Kershaw got one more ovation when he walked through a corridor to a postgame interview. There, fans applauded a final time.
“I felt good. It’s a tough lineup over there,” Kershaw said. “The way Keuchel was throwing it was up and down a lot, which was good. It got us into a rhythm a little bit. I think for me personally, it helped out a lot.”
Brandon Morrow worked a perfect eighth and Kenley Jansen breezed through the Astros in the ninth for a save in a combined three-hitter. The Dodgers’ dominant relievers have tossed 25 straight scoreless innings this postseason.
With both aces throwing well, the opener zipped by in 2 hours, 28 minutes — fastest in the World Series since Game 4 in 1992 between Toronto and Atlanta. Jimmy Key and the Blue Jays won that one 2-1 in 2:21.
It certainly was unusual for this postseason, when games had been averaging 3 hours, 32 minutes — up 18 minutes from two years ago.
Chris Taylor gave the Dodgers an immediate jolt in their first Series game since 1988 when he hit a no-doubt home run on Keuchel’s very first pitch. Taylor was co-MVP of the NL Championship Series with Turner, and they both kept swinging away against the Astros.
“Just getting that momentum early is huge,” Kershaw said. “And let the crowd kind of feed off that. It was definitely as good a start as we could have hoped for.”
The loss left the Astros still without a single World Series win in their 56-season history. In their only other Series appearance, they were swept by the White Sox in 2005.
Game 2 is Wednesday evening, with AL Championship Series MVP Justin Verlander starting against Dodgers lefty Rich Hill.
Kershaw has almost every imaginable individual accolade on his resume — five ERA titles, an MVP trophy, a no-hitter and seven All-Star selections — but also was dogged by a shaky October past.
He began this outing in the twilight with a 6-7 career playoff record and an unsightly 4.40 ERA. He improved to 3-0 in four starts this postseason.
“I don’t know if you can decipher between a postseason start and a World Series start. The adrenaline, I feel like every game is so much more magnified,” Kershaw said.
A Series opener that served as a showcase for several of the game’s best young hitters — Jose Altuve, Carlos Correa, Cody Bellinger and more — instead was dominated by Kershaw.
“Couldn’t be happier for him,” Turner said.
Facing a team that had the fewest strikeouts in the majors this year, Kershaw fanned more Houston hitters than any starter this season. And he helped the Dodgers, who led the majors with 104 wins and a $240 million payroll, improve to 8-1 this postseason.
“Tonight is about Kershaw,” Astros manager A.J. Hinch said.
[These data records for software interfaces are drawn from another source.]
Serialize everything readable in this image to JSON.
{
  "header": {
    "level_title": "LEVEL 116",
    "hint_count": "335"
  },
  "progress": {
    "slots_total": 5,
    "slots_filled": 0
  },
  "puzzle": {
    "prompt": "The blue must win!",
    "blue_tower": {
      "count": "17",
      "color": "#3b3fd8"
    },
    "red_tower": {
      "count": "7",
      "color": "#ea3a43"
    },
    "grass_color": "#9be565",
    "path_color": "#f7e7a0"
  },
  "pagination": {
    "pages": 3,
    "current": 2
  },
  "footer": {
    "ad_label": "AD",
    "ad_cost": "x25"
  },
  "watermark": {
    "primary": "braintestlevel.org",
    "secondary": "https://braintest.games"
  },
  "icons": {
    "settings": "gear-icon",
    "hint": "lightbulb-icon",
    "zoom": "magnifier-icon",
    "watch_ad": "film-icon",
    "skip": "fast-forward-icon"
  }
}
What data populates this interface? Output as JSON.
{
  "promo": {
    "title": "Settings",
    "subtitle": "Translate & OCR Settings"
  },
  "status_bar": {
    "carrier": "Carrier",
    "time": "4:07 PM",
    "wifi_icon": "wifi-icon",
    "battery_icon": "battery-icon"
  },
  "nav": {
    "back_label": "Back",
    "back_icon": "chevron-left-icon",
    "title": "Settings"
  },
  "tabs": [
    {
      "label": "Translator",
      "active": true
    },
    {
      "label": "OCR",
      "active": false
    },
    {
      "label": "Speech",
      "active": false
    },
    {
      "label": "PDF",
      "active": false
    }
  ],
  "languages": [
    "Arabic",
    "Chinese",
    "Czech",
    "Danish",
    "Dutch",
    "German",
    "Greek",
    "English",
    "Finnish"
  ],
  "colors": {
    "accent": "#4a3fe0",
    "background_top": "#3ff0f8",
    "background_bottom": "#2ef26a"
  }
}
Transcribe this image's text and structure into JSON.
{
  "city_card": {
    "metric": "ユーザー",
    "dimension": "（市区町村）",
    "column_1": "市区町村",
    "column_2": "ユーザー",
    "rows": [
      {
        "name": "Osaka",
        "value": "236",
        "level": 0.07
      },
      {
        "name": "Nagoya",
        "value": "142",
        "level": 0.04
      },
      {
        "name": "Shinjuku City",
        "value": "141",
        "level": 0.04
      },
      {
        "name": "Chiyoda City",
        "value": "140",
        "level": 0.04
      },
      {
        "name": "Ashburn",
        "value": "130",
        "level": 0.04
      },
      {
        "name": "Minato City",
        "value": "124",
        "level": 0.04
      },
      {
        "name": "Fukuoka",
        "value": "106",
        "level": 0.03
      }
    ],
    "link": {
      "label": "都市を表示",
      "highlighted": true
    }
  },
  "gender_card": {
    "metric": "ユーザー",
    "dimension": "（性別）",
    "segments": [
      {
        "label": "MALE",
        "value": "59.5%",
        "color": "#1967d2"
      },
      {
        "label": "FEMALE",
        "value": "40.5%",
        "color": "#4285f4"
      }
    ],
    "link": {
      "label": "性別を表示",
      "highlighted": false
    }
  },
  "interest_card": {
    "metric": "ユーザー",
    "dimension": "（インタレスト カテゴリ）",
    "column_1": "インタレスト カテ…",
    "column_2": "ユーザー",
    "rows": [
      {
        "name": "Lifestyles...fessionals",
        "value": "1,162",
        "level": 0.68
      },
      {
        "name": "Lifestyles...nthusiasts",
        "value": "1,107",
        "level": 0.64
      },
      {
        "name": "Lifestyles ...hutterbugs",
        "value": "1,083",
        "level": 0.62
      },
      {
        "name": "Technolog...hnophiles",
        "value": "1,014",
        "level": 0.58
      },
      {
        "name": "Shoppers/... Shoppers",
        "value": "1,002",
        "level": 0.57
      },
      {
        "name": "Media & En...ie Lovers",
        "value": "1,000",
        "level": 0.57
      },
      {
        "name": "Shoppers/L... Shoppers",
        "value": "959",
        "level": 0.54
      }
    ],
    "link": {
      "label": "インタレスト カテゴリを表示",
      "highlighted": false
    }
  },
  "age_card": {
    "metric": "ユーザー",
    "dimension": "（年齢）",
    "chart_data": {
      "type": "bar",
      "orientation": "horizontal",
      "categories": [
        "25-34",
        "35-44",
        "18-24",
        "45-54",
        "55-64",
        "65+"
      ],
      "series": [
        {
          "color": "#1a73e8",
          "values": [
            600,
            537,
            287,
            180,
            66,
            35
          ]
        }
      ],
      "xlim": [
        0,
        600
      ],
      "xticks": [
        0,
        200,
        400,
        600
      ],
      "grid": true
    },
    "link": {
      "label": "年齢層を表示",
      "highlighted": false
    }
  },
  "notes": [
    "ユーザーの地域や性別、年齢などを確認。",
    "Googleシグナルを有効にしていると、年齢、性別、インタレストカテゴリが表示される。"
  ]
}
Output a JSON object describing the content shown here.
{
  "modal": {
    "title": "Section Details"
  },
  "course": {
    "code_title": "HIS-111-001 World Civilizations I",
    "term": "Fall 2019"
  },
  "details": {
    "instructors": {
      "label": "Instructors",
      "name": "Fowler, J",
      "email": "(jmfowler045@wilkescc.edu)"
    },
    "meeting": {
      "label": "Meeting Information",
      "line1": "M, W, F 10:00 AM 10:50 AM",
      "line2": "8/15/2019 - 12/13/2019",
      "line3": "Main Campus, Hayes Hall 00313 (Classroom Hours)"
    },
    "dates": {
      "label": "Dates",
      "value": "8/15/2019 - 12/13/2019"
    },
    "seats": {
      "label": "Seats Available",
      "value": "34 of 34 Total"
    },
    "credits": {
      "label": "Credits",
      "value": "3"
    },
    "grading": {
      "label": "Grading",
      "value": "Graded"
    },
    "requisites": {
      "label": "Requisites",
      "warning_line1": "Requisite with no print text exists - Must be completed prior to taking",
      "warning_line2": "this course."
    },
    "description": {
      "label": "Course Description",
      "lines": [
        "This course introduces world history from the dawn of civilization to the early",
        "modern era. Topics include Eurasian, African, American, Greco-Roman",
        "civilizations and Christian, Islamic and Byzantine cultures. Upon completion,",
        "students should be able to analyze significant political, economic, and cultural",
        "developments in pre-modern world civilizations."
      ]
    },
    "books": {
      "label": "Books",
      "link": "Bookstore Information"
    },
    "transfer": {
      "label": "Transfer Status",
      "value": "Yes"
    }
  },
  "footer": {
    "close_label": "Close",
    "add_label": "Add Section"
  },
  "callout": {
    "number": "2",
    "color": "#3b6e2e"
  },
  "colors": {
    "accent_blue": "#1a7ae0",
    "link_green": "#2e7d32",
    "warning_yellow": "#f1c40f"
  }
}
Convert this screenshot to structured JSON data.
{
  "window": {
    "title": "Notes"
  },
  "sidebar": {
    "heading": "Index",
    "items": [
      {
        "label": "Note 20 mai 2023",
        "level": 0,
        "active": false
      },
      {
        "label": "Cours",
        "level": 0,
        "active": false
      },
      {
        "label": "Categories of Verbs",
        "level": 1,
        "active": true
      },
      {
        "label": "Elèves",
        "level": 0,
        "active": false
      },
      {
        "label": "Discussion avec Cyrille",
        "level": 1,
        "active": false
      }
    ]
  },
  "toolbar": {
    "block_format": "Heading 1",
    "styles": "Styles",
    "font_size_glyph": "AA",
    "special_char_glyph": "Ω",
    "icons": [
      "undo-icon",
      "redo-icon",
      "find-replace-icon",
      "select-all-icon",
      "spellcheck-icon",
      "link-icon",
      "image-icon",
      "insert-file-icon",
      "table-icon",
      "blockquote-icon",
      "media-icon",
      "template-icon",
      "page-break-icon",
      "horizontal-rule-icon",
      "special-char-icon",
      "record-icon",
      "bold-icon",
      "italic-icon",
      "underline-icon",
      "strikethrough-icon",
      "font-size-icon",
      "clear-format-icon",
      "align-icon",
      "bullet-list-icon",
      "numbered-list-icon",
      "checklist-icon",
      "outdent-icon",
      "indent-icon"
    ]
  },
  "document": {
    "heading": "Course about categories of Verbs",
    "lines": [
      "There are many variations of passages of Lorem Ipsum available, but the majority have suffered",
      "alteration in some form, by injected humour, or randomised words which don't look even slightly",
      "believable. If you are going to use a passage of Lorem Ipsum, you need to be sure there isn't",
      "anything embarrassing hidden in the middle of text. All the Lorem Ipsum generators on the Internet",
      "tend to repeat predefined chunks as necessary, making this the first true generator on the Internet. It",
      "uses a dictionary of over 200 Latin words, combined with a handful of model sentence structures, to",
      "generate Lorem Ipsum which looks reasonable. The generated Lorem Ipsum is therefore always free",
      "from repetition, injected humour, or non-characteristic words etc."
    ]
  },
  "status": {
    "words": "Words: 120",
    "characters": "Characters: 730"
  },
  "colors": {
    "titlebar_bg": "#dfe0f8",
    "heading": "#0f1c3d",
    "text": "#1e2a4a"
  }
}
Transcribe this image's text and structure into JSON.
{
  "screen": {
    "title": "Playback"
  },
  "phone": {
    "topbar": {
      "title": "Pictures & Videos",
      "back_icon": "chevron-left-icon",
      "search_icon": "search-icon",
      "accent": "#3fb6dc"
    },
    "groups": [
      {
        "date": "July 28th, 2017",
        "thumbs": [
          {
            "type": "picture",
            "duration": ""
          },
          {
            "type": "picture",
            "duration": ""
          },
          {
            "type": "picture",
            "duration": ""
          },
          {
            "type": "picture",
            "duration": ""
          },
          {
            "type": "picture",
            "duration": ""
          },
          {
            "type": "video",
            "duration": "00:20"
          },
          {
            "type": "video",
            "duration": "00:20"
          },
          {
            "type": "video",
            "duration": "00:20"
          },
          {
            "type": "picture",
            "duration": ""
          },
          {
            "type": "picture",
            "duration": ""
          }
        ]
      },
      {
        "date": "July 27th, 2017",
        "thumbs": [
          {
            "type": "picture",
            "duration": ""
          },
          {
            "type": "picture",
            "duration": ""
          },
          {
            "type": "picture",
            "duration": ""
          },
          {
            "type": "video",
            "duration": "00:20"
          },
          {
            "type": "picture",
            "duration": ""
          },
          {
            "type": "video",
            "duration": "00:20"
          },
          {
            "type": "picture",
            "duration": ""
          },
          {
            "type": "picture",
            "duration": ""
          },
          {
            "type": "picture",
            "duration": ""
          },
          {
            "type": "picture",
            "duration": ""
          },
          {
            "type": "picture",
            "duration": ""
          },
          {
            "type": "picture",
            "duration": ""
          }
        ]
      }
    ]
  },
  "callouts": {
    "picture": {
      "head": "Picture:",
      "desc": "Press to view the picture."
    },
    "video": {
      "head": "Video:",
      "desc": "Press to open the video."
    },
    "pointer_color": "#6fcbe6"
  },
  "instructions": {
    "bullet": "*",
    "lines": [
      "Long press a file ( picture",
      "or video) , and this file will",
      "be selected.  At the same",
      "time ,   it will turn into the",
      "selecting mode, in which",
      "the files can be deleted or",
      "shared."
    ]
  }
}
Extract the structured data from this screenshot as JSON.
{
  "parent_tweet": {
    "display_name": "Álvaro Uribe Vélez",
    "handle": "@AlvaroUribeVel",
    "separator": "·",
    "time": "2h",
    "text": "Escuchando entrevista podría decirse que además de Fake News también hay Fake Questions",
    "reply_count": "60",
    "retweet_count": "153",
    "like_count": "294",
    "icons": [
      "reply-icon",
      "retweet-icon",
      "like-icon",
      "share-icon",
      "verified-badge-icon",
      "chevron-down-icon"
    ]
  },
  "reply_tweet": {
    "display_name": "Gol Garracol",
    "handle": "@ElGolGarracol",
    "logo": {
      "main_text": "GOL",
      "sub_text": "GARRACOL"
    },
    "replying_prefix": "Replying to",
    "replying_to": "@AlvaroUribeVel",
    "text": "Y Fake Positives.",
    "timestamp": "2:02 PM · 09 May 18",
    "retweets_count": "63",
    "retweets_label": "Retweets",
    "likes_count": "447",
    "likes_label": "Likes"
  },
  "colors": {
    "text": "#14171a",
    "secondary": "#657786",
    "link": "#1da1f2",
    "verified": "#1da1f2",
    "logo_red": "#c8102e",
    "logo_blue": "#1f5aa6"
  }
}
It was 1-all when Taylor drew a two-out walk in the sixth. Turner followed with his drive off the bearded Keuchel.
“Keuchel was really good tonight. He was just a pitch or two less than Kershaw,” Hinch said.
While it was sticky, the conditions didn’t seem to affect either side.
Kershaw, as always, wore his bright blue Dodgers jacket walking to the bullpen to get ready.
“It was hot warming up. But once the game started, the sun went down, it didn’t feel that hot,” Kershaw said.
There is no reliable record for the hottest temperature at a World Series game. But weather data indicates this might’ve been the steamiest ever.
Notorious for late arrivals, Dodger fans showed up early and the seats in the shaded sections filled up fast. Keeping with the theme, the stadium organist played 1960s hits “Heat Wave” and “Summer in the City” as Houston warmed up.
When Vin Scully’s familiar recorded call of “It’s Time for Dodger Baseball” boomed over the PA system, the crowd really let loose, with the entire ballpark standing and chanting for the pregame introductions.
Scully drew a huge ovation when he was later shown on the video board, sitting in a box. Several players clapped along for the Hall of Fame broadcaster, who’s nearly 90 and spent 67 seasons calling Dodgers games.
Dustin Hoffman, Jerry Seinfeld and Lady Gaga were among the many celebs in the crowd of 54,253, along with Dodgers great Tom Lasorda and part-owner Magic Johnson.